Building on the findings of the 2008 Task Force and 2009 Workshop on identifying endocrine disrupting effects, an article is now being published in Regulatory Toxicology and Pharmacology that presents refined guidance and addresses some key considerations raised by the regulatory, academic and industry scientists who attended the Workshop.
The European legislation on plant protection products (Regulation (EC) No. 1107/2009) and biocides (Directive 98/8/EC), as well as the regulation concerning chemicals (Regulation (EC) No. 1907/2006 “REACH’) only support the marketing and use of chemical products on the basis that they do not induce endocrine disruption in humans or non-target species. However, there is currently no agreed guidance on how to identify and evaluate endocrine activity and disruption. Consequently, an ECETOC Task Force was formed in 2008 to provide scientific criteria that may be used within the context of these three legislative documents.
The report created by the Task Force (Technical Report 106, June 2009) reviews and summarises existing definitions of an endocrine disrupter as well as the test methods currently available to identify endocrine activity and/or toxicity. Specific scientific criteria for the determination of endocrine disrupting properties that integrate information from both regulatory (eco)toxicity studies and mechanistic/screening studies are proposed. These scientific criteria rely upon the nature of the adverse effects detected in regulatory (eco)toxicity study(ies) that give concern for endocrine toxicity and the description/understanding of the mode of action of toxicity which scientifically support and explain the adverse effects. The criteria developed are presented in the form of flow charts for assessing relevant effects for both human and environmental species (see figures 1, 2 and 3 below). These charts are illustrated using example substances. In addition since all chemicals having endocrine disrupting properties may not represent the same hazard, an element or assessment of potency is also proposed to discriminate chemicals of higher concern from those of lower concern.
Figure 1: View larger image at http://bit.ly/ecetoc-enl18-endocrine01
Figure 2: View larger image at http://bit.ly/ecetoc-enl18-endocrine02
Figure 3: View larger image at http://bit.ly/ecetoc-enl18-endocrine03
ECETOC presented this proposal (Technical Report 106¹) at a Workshop of regulatory, academic and industry scientists (Barcelona; June 29-30, 2009) to evaluate the approach as a concept for identifying endocrine disrupting properties within a regulatory context. The outcome of this Workshop has been published in a separate report (Workshop Report 16 and Addendum²).
Bars, R., et al. Science based guidance for the assessment of endocrine disrupting properties of chemicals.
Regul.Toxicol.Pharmacol.(2010), doi:10.1016/j.yrtph.2010.09.003. Link: http://bit.ly/ecetoc-art2010-4
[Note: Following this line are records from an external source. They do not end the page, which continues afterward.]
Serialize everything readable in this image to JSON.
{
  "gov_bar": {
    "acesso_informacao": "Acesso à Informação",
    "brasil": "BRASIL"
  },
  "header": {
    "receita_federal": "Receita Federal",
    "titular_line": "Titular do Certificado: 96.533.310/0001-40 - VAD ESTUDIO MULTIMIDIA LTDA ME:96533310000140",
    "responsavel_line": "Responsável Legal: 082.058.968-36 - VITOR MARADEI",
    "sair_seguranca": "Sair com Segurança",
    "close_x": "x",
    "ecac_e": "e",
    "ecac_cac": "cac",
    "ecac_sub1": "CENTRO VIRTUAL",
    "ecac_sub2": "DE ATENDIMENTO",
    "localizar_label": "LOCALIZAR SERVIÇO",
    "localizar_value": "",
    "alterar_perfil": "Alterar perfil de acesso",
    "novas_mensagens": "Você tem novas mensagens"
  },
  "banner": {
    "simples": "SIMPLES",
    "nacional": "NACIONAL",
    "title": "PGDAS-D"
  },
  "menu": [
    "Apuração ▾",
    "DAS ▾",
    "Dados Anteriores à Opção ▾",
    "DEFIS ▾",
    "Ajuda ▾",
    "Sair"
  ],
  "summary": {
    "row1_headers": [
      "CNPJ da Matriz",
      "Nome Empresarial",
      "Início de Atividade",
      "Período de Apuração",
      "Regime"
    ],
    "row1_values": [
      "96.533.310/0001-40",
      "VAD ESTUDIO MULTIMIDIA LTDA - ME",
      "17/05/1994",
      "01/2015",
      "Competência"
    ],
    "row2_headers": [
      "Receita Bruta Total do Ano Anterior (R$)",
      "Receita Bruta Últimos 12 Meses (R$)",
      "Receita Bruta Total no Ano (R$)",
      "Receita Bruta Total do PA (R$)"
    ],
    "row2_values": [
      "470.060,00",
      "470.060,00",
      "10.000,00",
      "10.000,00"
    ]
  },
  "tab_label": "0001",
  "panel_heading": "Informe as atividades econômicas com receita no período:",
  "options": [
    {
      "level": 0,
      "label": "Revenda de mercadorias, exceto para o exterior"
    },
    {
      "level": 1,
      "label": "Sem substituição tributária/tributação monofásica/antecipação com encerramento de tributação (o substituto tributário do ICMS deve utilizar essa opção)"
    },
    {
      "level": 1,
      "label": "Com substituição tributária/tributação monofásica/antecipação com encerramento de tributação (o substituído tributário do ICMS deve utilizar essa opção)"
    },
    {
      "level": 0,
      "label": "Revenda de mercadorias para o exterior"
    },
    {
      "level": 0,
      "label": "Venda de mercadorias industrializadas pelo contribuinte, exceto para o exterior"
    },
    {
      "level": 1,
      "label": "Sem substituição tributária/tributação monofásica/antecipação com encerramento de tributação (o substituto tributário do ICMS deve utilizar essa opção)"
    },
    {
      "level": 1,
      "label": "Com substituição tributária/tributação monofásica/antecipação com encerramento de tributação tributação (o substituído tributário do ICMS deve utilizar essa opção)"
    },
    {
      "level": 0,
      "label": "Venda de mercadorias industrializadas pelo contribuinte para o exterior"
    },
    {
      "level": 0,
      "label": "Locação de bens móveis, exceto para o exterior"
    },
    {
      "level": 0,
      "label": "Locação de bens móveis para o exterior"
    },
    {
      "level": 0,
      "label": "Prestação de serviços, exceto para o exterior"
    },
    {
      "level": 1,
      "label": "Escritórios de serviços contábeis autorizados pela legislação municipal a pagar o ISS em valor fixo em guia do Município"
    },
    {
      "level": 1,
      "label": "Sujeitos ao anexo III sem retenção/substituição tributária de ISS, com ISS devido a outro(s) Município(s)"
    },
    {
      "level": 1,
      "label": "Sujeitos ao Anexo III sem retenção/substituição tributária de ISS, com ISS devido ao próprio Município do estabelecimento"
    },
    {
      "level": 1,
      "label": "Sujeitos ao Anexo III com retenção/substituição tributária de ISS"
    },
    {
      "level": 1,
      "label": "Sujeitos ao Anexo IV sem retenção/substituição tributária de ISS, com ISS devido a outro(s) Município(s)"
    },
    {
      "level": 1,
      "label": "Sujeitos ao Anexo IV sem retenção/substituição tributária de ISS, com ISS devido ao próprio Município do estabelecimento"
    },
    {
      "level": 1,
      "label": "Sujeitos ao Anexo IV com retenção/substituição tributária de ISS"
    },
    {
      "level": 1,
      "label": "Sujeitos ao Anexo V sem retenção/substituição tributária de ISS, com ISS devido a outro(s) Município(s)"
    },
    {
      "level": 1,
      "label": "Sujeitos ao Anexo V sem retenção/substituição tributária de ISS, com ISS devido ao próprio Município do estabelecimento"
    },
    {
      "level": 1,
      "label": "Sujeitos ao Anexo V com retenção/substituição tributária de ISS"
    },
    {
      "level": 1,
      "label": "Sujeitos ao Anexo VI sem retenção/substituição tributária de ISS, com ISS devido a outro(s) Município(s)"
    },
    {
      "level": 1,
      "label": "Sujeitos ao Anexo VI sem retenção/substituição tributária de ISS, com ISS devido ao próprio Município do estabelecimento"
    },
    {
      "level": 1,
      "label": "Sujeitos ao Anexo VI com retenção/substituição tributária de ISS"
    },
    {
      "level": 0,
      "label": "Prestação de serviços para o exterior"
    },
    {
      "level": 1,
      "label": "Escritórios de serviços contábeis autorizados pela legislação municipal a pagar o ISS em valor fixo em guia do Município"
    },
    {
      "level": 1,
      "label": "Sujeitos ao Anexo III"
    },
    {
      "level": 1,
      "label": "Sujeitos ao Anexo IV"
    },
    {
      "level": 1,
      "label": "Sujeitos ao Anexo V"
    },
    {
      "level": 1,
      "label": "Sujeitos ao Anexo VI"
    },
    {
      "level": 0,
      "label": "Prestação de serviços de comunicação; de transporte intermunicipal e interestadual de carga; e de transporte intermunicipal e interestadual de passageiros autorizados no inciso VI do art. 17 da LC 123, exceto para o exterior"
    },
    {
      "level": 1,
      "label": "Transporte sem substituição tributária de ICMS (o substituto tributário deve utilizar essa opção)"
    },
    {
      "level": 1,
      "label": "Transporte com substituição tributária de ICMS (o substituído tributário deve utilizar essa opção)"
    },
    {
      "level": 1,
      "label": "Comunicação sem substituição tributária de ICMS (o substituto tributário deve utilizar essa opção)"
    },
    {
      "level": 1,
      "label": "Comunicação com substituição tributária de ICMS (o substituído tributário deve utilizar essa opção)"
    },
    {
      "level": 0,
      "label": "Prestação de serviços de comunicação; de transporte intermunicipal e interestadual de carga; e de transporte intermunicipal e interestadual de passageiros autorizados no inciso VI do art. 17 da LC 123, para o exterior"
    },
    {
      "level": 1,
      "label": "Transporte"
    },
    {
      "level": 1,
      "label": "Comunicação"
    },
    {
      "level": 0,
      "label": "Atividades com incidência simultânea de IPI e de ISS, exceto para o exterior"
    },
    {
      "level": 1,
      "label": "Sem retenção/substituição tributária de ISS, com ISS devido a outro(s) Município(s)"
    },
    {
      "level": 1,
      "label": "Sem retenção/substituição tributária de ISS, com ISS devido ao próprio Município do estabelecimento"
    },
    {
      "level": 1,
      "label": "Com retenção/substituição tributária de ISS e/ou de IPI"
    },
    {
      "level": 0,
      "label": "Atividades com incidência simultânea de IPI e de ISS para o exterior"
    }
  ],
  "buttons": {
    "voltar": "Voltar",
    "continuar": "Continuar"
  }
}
ECETOC reports available for free download: http://www.ecetoc.org/publications
¹ TR 106 : Guidance on Identifying Endocrine Disrupting Effects (June 2009) http://bit.ly/ecetoc-tr106
² WR 16 and Addendum: Guidance on Interpreting Endocrine Disrupting Effects + Addendum (October 2009) http://bit.ly/ecetoc-wr16